Remember when Popeye guzzled spinach to gain superhuman strength? Well, his choice of tinned veg was more than a healthy eating tactic. It turns out the surly sailor was sort-of doping, according to interesting new research.
Smirk all you like, but scientists from Freie Universität Berlin were so surprised by the results of their study, they've called for WADA (the World Anti-Doping Agency) to include ecdysterone - a hormone found in spinach - in the list of prohibited substances for athletes.
During a 10-week study, the team split 46 athletes into four groups to assess how the substance affected their physical performance: one was a control group, another received a placebo, and the remaining groups received a dose of either two or eight capsules each day containing 100mg of ecdysterone extracted from spinach (equivalent to just under 4kg of the green stuff). They all followed the same strength training programme.
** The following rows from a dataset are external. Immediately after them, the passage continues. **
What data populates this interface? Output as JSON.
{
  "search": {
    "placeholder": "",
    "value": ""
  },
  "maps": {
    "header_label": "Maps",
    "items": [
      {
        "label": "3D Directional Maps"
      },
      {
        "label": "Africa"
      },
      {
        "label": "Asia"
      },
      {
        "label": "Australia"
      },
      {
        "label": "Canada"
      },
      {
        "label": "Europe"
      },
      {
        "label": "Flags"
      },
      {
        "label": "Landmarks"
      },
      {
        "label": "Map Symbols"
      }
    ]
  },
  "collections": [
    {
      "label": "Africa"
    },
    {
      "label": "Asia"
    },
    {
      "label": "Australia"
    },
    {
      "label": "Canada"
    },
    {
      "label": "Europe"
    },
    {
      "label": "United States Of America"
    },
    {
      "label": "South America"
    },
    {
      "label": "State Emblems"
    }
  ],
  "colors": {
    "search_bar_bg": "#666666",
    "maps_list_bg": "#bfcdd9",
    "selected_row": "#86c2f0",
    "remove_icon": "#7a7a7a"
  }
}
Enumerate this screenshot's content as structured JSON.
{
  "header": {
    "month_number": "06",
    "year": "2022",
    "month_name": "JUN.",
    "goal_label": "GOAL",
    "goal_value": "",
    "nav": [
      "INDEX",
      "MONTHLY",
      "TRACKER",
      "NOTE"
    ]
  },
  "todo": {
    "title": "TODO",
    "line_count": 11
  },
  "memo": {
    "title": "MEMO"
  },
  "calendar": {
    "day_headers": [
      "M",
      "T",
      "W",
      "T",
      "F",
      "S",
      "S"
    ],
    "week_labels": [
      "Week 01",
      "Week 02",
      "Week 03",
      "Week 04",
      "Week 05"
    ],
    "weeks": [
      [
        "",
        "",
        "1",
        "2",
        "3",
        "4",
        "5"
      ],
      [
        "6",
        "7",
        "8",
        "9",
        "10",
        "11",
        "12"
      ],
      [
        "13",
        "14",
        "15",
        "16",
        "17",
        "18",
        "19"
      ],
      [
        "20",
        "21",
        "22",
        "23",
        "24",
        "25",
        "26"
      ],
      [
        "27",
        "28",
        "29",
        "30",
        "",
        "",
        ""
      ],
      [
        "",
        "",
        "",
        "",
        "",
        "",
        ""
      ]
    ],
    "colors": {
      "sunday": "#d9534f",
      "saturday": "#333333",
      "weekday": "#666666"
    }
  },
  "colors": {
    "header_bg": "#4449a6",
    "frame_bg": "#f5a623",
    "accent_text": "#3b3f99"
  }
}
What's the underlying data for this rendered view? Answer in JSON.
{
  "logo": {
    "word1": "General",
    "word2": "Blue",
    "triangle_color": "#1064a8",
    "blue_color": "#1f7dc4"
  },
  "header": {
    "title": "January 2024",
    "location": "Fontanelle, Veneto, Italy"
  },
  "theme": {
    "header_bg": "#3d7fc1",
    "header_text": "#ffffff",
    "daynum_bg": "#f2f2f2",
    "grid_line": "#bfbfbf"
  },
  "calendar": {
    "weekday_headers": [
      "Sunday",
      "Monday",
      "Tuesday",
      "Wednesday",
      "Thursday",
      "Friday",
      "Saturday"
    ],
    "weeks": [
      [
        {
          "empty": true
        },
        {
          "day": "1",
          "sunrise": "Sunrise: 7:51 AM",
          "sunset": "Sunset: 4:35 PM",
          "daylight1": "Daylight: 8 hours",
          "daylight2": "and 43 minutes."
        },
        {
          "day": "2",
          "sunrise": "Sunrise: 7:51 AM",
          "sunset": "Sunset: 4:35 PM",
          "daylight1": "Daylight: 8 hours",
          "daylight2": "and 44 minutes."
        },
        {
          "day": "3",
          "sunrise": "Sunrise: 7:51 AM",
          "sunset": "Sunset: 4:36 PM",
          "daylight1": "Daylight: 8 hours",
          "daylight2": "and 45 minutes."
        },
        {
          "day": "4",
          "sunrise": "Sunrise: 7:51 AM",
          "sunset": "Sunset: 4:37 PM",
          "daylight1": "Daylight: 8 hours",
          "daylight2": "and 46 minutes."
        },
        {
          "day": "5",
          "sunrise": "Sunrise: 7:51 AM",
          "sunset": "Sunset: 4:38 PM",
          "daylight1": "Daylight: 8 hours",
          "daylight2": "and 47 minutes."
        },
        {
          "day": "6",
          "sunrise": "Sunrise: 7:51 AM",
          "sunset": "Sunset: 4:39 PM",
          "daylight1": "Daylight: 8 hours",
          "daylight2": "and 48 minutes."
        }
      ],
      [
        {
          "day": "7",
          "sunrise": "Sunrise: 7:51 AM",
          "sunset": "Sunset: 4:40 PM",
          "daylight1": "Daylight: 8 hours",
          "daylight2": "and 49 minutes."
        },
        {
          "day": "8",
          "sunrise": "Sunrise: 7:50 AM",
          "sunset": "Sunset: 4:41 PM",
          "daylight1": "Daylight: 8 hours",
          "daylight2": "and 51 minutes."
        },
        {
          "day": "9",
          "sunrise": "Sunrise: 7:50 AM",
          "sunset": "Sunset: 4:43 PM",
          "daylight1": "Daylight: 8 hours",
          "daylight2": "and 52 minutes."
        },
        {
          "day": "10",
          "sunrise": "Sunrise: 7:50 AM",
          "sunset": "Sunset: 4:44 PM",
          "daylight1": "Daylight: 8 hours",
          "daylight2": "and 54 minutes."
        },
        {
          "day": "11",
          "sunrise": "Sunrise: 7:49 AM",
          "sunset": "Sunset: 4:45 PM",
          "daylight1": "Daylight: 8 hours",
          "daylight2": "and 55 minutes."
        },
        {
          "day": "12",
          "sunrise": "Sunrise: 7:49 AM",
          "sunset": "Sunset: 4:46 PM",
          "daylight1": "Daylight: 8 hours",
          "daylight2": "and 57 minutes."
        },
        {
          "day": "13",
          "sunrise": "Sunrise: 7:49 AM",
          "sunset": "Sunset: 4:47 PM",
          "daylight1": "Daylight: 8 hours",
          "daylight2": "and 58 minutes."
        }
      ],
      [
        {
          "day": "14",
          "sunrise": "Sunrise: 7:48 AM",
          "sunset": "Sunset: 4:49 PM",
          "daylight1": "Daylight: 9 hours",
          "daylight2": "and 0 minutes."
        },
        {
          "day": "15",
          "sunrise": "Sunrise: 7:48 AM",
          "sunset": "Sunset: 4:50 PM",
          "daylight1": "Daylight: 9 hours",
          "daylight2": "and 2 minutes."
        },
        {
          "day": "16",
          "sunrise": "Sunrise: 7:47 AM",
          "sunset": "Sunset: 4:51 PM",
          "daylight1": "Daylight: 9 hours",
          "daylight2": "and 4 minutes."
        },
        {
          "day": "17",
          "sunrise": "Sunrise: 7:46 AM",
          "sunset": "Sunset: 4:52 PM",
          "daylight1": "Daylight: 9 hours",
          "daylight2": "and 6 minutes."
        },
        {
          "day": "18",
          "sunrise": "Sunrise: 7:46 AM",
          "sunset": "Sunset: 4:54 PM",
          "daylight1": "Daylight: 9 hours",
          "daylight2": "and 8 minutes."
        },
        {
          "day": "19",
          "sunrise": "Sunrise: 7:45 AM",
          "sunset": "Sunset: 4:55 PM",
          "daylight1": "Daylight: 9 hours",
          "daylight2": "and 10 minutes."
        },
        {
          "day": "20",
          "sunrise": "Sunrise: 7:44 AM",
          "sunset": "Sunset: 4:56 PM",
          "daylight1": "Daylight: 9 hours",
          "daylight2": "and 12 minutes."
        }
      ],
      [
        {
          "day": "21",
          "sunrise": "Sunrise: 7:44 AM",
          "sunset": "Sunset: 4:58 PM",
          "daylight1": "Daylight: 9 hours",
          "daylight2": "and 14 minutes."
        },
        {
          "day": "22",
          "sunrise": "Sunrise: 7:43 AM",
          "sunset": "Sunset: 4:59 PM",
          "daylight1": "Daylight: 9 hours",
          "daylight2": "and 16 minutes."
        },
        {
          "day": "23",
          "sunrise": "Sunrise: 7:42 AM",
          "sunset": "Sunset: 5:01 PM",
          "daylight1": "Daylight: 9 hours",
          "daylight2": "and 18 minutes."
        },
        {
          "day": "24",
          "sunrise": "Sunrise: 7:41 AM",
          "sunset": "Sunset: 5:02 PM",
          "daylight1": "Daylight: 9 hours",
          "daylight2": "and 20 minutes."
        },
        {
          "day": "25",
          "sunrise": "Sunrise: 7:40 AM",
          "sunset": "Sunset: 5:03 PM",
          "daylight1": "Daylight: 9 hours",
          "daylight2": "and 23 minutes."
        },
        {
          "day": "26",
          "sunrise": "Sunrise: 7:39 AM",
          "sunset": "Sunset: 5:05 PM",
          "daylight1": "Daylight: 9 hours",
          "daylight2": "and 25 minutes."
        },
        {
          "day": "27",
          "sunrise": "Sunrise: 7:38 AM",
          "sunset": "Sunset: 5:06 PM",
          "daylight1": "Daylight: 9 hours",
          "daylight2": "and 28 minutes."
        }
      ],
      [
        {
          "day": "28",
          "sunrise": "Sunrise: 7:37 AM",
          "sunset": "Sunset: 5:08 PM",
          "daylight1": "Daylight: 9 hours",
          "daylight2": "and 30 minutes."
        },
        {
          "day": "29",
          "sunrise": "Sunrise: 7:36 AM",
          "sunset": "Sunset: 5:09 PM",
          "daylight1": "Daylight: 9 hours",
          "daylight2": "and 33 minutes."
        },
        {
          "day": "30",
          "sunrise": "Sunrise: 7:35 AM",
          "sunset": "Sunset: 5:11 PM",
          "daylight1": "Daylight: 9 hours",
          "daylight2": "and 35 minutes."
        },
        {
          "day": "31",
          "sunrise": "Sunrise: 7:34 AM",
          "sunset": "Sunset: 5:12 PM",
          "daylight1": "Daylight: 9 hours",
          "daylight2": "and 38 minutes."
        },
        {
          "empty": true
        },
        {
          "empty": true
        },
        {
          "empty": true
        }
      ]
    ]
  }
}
Prepare to load up your trolly on your next weekly shop because the results are impressive to say the least. Not only did the men who received the ecdysterone pills develop more muscle mass by the end of the study, but they enjoyed up to three times the strength gains seen among the placebo group participants.
"Significantly higher increases in muscle mass were observed in those participants that were dosed with ecdysterone," the study authors wrote in published notes. "Even more relevant with respect to sports performance, significantly more pronounced increases in one-repetition bench press performance were observed."
Whether ecdysterone will make it onto the banned substances list remains to be seen, but there's certainly nothing to stop you rinsing the vegetable aisle for a hit of plant power.
The muscle-boosting benefits of steroids, without the horrifying side effects, wallet-rinsing expense, and health-destroying consequences? Not half bad for a leaf.